I informed my doctor that my last two deliveries were like that, and the doctor held it out of the way while I started pushing. She told me if I could just breathe through two more contractions, it would be out of the way and she wouldn't have to do that. So I did.
When I flipped over I was checked again and I was ready to push - which is a relief to hear when you are already feeling like you NEED to push.
So I tried sitting on my left side and pushing, and sadly, it felt like I had no leverage. It felt like the push did nothing. And it felt like the contractions that normally subside a tiny bit for you to push were worse than ever. They were still so painful I did not *want* to push.
The brought me a squat bar - I felt like I might not be pushing at the right times because my doctor did not coach me. I have never *not* been coached through pushing. Apparently she trusted me to do it on my own, which, to be honest, I didn't know if I knew how.
I still felt like I was doing nothing.
They brought me handles to pull against, and I still felt like it was doing nothing.
They had me put m legs on the bar. Yep. Still felt like nothing. And it felt like it was taking forever.
I got up to the squat bar again and the pain of the contractions and the pressure hurt so bad I almost just let go and gave up.
Something budged and I felt the baby down where he was supposed to be and that was all it took. One more push and the head was halfway out. It was much more painful than my 7lb. 14oz. baby. The doctor was also not wearing gloves yet (even though I warned her that pushing happens quick!) and started trying to get another nurse to get her gloves. She asked me to lean back, which I did - but then she gave the no-no command; STOP PUSHING.
Sorry, but it's subconscious once the baby is halfway out. I honestly tried not to push, but my body just did it. The nurse on my left reached out and helped the baby not land on his head. His head took two pushes and his body took another two I believe. Only the first was voluntary.
His cord blood was not clotting like the doctor wanted, so she cut him quickly and tossed him on my stomach. After she clasped the rest of the cord, the pediatrician snatched up my little baby and they all said it was a boy! He got a very quick look over cause you can't be too careful with gestational diabetes babies and then he was handed to me and I just cuddled him. The kids came up and looked, and were happy to see he was good and so was I.
Josh asked what time he was born, and the doctor told us. We were in shock. It was 10:38. We had only been at the hospital for two and a half hours! And I had only started having active labor (that I didn't even know was active) around 5 a.m.
It was definitely the quickest, and definitely the most painful. I think I would rather have a good ole 17 hour labor to be honest!

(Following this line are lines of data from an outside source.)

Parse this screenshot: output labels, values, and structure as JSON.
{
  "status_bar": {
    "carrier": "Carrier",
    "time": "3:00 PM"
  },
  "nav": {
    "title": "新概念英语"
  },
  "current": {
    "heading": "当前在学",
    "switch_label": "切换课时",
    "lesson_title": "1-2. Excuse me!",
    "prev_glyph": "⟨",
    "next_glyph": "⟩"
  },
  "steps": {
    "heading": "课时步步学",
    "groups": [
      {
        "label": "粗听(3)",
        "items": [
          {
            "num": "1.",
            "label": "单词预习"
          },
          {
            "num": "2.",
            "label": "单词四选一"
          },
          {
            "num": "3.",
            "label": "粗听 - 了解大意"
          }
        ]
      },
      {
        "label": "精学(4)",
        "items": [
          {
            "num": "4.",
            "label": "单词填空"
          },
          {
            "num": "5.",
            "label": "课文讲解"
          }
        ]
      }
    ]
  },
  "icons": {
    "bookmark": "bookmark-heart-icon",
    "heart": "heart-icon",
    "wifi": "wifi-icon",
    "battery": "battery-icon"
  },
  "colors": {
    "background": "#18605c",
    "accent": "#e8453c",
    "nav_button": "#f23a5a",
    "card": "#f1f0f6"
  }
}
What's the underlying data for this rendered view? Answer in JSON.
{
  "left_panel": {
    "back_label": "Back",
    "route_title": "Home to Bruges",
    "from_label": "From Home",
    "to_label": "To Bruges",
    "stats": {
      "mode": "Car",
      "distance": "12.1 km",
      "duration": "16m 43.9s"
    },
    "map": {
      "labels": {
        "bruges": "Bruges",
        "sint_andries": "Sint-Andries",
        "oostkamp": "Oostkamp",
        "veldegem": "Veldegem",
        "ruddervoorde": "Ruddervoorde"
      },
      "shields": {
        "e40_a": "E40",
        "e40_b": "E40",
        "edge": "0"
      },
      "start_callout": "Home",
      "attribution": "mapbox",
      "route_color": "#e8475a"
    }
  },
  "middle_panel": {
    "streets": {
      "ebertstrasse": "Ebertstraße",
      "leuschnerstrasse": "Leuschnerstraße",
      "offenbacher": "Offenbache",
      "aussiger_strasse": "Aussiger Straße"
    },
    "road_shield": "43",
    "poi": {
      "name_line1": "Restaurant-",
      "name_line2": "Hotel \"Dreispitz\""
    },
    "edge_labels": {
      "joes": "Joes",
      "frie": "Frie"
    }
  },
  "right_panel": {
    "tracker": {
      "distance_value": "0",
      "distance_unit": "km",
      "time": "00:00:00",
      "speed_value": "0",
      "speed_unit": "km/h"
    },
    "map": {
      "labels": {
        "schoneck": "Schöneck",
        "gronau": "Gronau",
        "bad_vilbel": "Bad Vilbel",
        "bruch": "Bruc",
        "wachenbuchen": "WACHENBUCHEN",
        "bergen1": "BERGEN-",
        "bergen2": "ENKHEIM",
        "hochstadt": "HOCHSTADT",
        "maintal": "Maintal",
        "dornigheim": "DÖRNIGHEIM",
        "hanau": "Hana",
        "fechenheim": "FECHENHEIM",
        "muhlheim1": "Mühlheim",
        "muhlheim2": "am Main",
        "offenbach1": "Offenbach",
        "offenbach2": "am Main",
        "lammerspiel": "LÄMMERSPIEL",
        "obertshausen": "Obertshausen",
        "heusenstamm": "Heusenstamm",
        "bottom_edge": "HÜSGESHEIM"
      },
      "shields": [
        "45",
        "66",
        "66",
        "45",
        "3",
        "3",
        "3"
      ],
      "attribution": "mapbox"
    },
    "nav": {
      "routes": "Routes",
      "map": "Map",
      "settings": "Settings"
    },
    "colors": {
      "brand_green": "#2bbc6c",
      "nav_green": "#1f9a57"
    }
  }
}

I feel great though, and I am very thankful that my doctor pushed for me to go natural. I had a moment of weakness, knowing that I much prefer the non-medicated recovery, but she encouraged me through it and I am very glad.
Little man started rooting before the nurse had even checked his blood sugar (which was PERFECT by the way!! Praise God!!) and he latched on his very first try - and nursed for half an hour without falling asleep.

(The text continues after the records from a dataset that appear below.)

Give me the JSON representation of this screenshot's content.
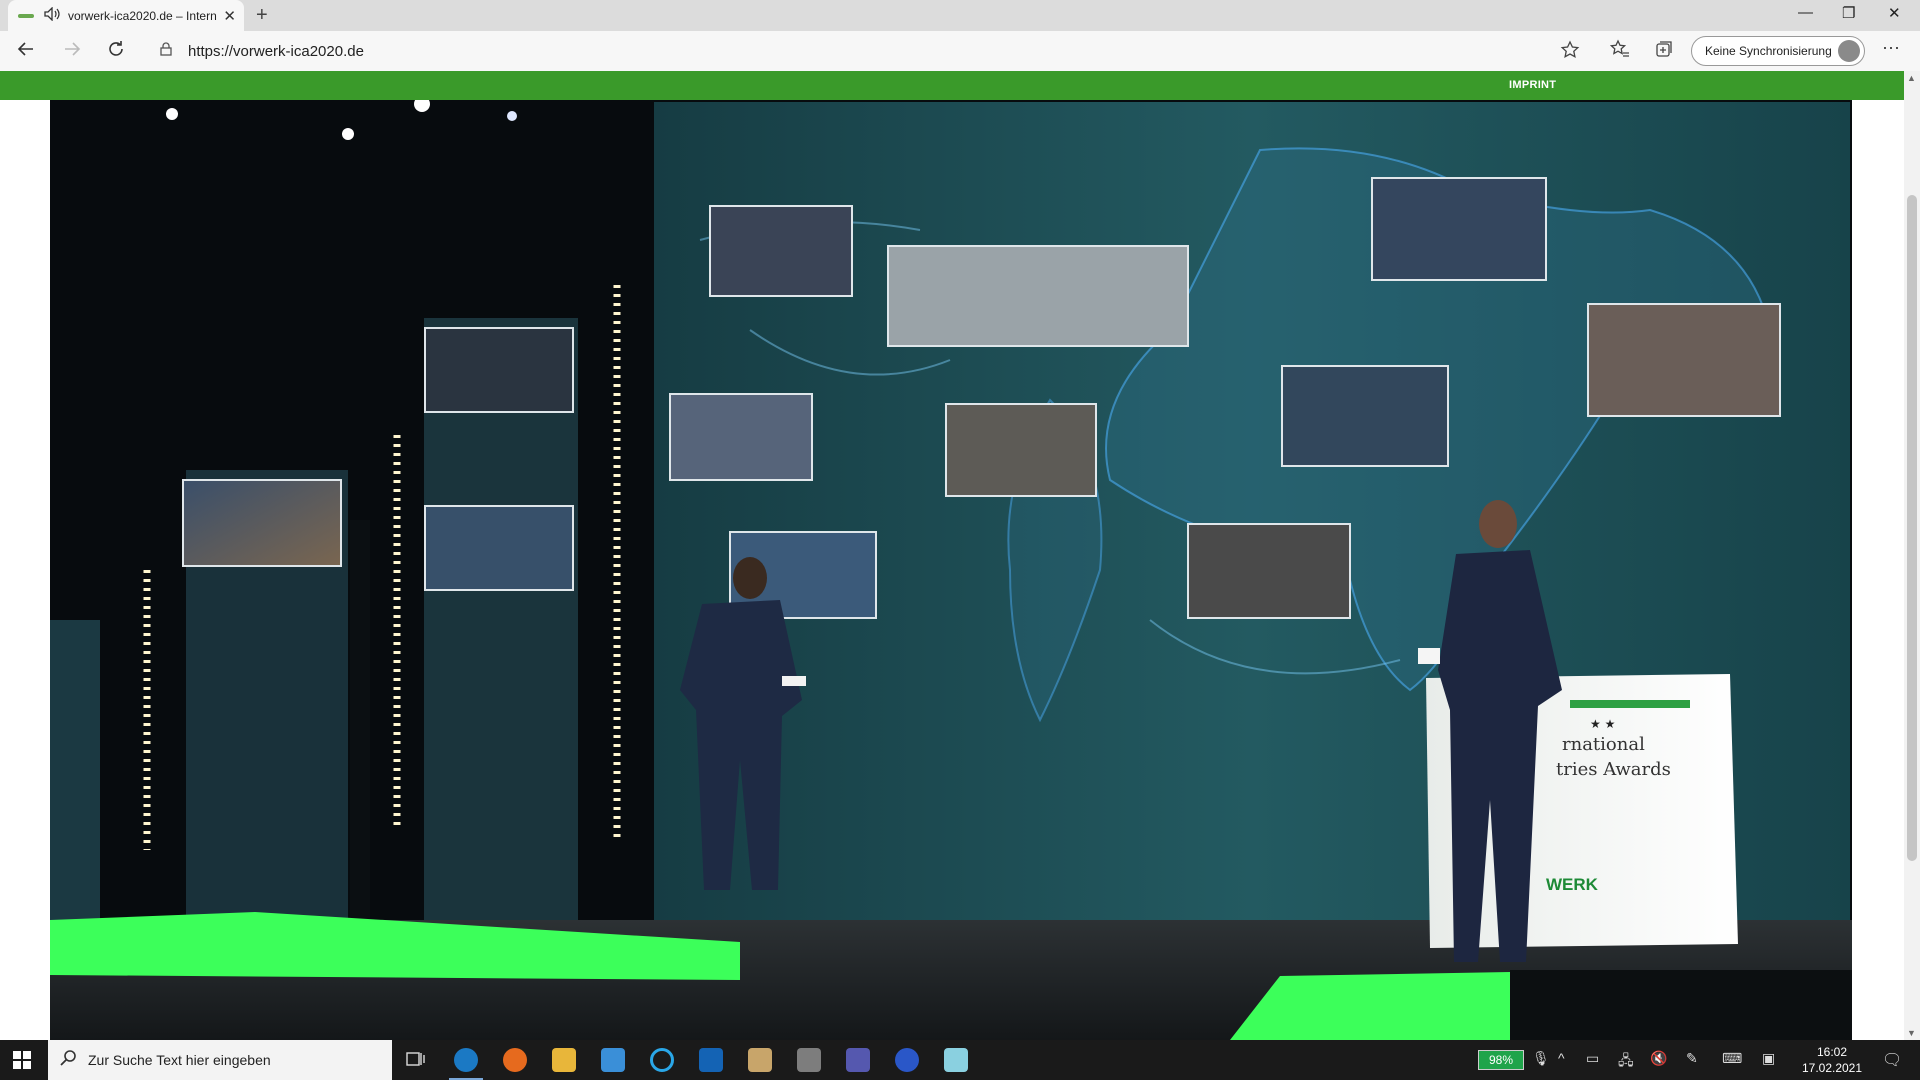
{
  "browser": {
    "tab_title": "vorwerk-ica2020.de – Intern",
    "tab_close": "✕",
    "new_tab": "+",
    "url": "https://vorwerk-ica2020.de",
    "sync_label": "Keine Synchronisierung",
    "more": "···",
    "window": {
      "minimize": "—",
      "restore": "❐",
      "close": "✕"
    }
  },
  "page": {
    "imprint_label": "IMPRINT",
    "podium_line1": "rnational",
    "podium_line2": "tries Awards",
    "podium_logo": "WERK",
    "podium_stars": "★ ★"
  },
  "taskbar": {
    "search_placeholder": "Zur Suche Text hier eingeben",
    "battery": "98%",
    "time": "16:02",
    "date": "17.02.2021"
  },
  "colors": {
    "brand_green": "#3a9a2a",
    "stage_green": "#3cff5a",
    "screen_teal": "#1f4f55"
  }
}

We suddenly realized, about fifteen minutes after he was born, that we hadn't really kept anyone updated very well. It just happened very fast and between taking care of the other three kids and taking care of me, Josh was overbooked.
After I nursed the baby and Josh called everyone, I took the most amazing shower. It felt so good to feel clean and refreshed and get my own clothes on. That is probably my favorite post-delivery ritual, is washing up and putting on something besides a gown.
As of now, I am letting Josh nap and the nurse managed to wrap up the little stinker after over an hour of nursing and get him asleep too.
So yeah. We are now a family of six.
Praise God. It feels weird.